The problem
Where "Username" occurs in a line of the entries below, copy that line.

Exercise data
<<<<

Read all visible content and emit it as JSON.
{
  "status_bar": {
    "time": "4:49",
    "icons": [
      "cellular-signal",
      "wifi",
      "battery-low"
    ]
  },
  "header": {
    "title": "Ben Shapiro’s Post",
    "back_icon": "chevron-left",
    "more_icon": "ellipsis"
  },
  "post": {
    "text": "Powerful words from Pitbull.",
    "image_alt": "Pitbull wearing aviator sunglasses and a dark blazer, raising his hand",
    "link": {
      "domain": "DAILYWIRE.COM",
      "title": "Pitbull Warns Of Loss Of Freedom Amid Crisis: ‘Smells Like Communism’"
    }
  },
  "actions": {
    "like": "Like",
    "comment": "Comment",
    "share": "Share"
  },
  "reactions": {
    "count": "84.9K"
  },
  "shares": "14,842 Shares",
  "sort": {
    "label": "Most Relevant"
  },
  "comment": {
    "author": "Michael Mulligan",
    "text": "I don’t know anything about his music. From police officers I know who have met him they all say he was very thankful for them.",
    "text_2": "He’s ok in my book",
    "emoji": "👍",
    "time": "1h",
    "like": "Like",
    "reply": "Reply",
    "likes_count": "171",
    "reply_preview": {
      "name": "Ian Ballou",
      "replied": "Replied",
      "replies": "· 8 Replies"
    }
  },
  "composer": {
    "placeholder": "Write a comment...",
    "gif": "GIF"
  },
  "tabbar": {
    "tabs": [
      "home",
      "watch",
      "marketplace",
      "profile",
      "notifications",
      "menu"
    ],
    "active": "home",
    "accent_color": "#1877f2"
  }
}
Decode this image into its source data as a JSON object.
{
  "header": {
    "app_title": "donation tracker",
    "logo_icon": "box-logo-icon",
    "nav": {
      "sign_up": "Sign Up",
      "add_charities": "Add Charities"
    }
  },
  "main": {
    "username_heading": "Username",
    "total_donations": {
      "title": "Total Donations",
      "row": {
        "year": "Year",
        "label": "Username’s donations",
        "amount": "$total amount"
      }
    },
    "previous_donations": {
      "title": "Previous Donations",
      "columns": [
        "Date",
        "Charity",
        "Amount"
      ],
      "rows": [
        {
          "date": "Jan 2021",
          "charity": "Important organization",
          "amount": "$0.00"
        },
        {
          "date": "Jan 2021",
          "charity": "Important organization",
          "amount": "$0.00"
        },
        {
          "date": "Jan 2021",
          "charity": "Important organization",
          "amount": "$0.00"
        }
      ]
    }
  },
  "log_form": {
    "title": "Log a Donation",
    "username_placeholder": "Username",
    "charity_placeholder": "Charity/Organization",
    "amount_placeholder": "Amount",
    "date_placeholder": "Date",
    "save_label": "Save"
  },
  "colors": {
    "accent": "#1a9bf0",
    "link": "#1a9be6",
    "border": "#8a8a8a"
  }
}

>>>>

Task output
    "username_heading": "Username",
        "label": "Username’s donations",
    "username_placeholder": "Username",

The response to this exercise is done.